## INSTRUCTIONS TO FOLLOW
Take from the data every line in which the word "Sign" is found.

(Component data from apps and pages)
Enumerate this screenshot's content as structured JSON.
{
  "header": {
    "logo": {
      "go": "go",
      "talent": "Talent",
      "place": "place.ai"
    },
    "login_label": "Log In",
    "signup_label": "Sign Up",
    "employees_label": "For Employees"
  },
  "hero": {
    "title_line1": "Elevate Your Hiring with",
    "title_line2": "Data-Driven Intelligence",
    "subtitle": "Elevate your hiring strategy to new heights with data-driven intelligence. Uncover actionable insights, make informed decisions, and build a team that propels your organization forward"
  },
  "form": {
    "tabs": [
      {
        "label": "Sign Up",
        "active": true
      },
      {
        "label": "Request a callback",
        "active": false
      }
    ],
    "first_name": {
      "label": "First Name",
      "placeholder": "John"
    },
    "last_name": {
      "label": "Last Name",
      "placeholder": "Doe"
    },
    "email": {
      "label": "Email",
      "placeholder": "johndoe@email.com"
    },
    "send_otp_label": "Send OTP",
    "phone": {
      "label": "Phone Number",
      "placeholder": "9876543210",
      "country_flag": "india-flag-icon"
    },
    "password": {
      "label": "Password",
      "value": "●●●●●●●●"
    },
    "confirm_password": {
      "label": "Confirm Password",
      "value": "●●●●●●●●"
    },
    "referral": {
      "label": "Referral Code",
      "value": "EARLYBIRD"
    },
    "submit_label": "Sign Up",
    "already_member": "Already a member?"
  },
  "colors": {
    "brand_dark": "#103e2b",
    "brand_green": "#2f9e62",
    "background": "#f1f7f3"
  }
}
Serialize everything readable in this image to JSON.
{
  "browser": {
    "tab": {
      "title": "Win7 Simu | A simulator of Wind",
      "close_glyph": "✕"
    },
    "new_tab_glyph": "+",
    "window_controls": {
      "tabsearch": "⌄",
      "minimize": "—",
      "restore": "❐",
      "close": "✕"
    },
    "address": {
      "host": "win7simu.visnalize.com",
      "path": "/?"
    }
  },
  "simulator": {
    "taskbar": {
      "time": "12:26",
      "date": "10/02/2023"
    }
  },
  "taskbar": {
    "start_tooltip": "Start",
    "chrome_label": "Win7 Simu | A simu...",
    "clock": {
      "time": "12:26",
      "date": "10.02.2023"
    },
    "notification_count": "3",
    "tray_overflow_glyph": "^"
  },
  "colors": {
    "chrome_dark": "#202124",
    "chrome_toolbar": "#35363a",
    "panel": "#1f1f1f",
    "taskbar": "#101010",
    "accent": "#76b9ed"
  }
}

## EXERCISE ANSWER
    "signup_label": "Sign Up",
        "label": "Sign Up",
    "submit_label": "Sign Up",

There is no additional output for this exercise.